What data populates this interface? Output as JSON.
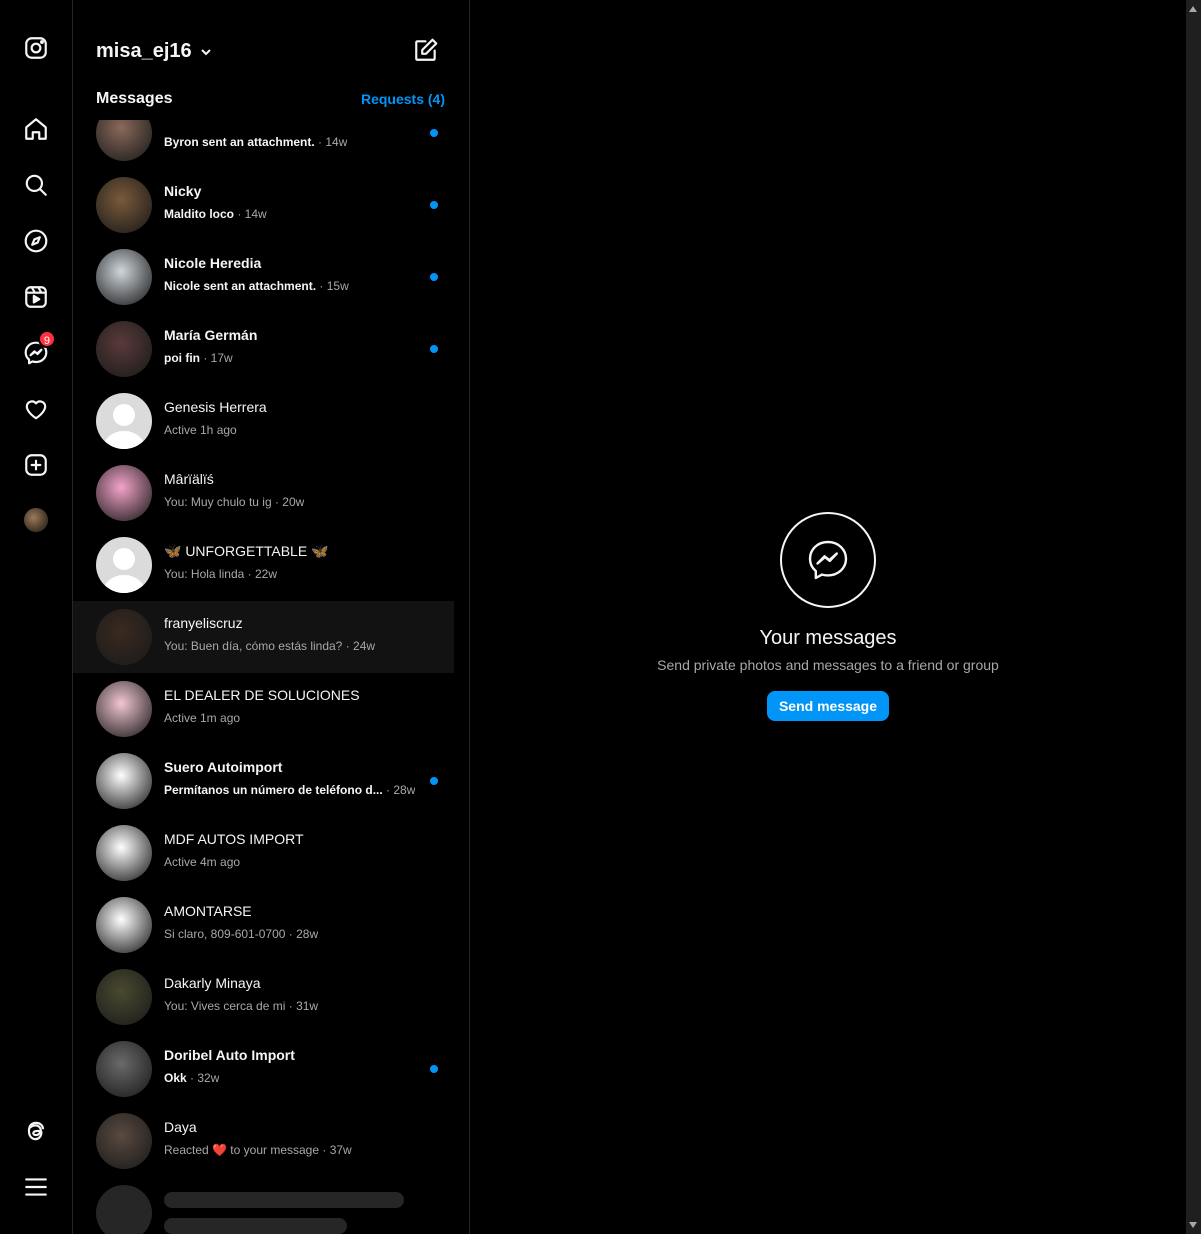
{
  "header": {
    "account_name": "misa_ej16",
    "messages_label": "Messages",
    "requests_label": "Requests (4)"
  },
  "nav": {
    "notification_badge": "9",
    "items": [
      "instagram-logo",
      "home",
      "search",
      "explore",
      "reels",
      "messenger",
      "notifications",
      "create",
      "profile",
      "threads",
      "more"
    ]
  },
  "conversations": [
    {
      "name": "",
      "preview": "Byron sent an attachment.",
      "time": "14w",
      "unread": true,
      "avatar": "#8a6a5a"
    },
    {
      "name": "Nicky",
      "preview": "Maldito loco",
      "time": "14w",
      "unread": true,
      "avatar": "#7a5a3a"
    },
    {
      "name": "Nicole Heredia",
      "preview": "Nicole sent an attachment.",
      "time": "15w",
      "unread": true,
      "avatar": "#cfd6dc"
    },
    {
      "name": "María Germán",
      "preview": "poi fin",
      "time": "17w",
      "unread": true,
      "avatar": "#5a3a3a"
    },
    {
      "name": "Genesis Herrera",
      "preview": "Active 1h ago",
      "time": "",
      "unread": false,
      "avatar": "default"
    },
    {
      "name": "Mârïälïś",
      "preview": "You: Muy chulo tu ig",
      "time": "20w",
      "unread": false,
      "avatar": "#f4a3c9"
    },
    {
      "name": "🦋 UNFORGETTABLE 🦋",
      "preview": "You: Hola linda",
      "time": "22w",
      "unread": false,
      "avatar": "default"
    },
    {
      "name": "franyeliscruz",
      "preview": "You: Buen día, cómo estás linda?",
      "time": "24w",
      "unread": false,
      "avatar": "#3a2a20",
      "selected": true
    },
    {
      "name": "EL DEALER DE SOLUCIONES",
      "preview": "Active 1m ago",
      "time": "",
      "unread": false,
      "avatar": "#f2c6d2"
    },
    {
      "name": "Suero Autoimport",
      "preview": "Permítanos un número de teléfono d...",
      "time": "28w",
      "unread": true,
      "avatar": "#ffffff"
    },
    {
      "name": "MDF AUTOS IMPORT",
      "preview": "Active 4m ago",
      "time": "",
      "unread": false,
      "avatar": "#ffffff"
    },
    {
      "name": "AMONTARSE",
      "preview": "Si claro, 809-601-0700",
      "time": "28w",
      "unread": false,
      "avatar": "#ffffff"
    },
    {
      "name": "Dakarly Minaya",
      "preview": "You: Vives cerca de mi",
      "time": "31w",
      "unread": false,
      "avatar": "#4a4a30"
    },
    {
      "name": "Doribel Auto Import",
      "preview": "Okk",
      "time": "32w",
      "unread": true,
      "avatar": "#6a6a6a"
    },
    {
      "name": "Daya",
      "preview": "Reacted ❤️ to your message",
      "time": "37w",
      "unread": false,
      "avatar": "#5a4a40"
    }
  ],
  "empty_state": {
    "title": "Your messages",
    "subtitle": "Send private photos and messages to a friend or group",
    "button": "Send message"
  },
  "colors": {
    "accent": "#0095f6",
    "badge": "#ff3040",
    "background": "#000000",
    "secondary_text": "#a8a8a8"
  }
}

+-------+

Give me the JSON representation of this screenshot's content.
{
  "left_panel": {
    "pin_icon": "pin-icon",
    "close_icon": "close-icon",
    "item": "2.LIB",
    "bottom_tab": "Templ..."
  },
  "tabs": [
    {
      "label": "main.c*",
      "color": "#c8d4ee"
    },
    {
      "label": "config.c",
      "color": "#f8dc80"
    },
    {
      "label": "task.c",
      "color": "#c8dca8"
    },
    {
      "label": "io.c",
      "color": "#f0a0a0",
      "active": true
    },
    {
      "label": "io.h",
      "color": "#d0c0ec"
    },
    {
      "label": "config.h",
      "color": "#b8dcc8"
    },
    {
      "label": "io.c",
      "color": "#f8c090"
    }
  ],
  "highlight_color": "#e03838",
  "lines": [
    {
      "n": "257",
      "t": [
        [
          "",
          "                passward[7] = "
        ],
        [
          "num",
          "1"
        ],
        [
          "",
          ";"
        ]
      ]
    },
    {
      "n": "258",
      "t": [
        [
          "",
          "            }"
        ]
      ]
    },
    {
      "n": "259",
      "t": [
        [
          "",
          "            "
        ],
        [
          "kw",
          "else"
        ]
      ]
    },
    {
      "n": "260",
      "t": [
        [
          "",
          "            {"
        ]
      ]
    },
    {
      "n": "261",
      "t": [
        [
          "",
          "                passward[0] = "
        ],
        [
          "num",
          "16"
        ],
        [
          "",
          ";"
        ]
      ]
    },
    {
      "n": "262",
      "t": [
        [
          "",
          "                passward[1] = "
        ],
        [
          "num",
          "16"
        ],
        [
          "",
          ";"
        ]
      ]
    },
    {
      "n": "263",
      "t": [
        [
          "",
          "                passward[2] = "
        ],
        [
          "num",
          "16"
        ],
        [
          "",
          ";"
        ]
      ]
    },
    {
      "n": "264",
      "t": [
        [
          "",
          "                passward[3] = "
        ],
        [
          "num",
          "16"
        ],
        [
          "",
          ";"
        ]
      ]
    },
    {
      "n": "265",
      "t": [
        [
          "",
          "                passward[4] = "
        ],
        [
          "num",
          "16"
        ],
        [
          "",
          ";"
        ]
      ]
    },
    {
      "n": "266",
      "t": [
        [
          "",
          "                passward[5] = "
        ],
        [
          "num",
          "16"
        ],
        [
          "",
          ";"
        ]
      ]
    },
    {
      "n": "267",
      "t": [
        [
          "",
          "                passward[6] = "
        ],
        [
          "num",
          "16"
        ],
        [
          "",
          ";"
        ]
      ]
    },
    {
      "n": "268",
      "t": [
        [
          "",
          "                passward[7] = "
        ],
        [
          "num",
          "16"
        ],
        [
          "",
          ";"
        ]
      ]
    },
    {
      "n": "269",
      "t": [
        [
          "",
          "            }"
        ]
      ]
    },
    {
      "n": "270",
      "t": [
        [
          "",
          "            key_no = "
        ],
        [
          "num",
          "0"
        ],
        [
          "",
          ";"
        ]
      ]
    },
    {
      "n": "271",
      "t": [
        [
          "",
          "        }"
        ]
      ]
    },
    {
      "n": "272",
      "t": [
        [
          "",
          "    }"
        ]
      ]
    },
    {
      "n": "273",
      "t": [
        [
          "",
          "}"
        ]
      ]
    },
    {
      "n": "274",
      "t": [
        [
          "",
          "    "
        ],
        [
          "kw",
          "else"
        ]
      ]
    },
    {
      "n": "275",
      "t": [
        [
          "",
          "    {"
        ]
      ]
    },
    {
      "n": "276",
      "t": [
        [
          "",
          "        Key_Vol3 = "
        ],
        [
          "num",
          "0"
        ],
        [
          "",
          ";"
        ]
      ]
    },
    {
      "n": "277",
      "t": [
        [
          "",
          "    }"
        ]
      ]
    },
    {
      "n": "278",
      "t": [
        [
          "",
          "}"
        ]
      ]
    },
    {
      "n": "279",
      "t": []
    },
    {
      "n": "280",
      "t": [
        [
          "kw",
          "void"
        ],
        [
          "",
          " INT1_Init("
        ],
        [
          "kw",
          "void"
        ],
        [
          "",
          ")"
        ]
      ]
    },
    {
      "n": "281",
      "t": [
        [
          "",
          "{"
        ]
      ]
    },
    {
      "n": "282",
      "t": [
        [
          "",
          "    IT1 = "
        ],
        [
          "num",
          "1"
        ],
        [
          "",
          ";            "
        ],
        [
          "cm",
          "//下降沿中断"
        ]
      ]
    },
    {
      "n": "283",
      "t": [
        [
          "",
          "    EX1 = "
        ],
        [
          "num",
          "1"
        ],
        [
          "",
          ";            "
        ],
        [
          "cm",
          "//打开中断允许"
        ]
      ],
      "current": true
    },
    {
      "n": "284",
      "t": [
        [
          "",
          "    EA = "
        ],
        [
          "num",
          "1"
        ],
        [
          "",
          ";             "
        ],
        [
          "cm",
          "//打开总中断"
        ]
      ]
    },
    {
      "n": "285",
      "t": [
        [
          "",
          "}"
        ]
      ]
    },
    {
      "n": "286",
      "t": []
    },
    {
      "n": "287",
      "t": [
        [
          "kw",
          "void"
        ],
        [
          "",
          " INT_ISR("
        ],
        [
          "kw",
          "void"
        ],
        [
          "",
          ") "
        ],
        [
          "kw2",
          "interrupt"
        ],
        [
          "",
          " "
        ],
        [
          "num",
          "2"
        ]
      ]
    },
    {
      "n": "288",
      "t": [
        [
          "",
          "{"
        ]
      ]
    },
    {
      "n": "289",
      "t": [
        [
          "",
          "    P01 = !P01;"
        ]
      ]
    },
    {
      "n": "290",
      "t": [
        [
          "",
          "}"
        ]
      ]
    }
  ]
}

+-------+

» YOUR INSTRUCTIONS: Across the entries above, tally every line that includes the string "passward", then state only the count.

» YOUR SOLUTION: 9